wrong,n. Breach of one’s legal duty; violation of another’s legal right. [Cases: Torts 1. C.J.S.
Torts §§ 2–7.] — wrong,vb.
“A wrong may be described, in the largest sense, as anything done or omitted contrary to legal duty, considered in so far as it gives rise to liability.” Frederick Pollock, A First Book of Jurisprudence 68 (1896).
“A wrong is simply a wrong act — an act contrary to the rule of right and justice. A synonym of it is injury, in its true and primary sense of injuria (that which is contrary to jus) ….” John Salmond, Jurisprudence 227 (Glanville L. Williams ed., 10th ed. 1947).
civil wrong.A violation of noncriminal law, such as a tort, a breach of contract or trust, a breach of statutory duty, or a defect in performing a public duty; the breach of a legal duty treated as the subject matter of a civil proceeding. Cf. CRIME. continuing wrong.An ongoing wrong that is capable of being corrected by specific
enforcement. • An example is the nonpayment of a debt.
intentional wrong.A wrong in which the mens rea amounts to intention, purpose, or design. — Also termed willful wrong.
legal wrong.An act that is a violation of the law; an act authoritatively prohibited by a rule of
law. moral wrong.An act that is contrary to the rule of natural justice. — Also termed natural

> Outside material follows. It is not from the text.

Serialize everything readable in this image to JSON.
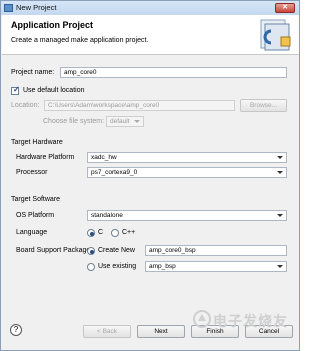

personal wrong.An invasion of a personal right. positive wrong.A wrongful act willfully committed.
private wrong.An offense committed against a private person and dealt with at the instance of
the person injured.
public wrong.An offense committed against the state or the community at large, and dealt with in a proceeding to which the state is itself a party. • Not all public wrongs are crimes. For example, a person that breaches a contract with the government commits a public wrong, but the offense is a civil one, not a criminal one.
real wrong.An injury to the freehold.
transitory wrong.A wrong that, once committed, belongs to the irrevocable past. • An
example is defamation.
willful wrong.See intentional wrong.
wrong of negligence.A wrong in which the mens rea is a form of mere carelessness, as
opposed to wrongful intent.
wrong of strict liability.A wrong in which a mens rea is not required because neither wrongful
intent nor culpable negligence is a necessary condition of responsibility.
[Blacks Law 8th]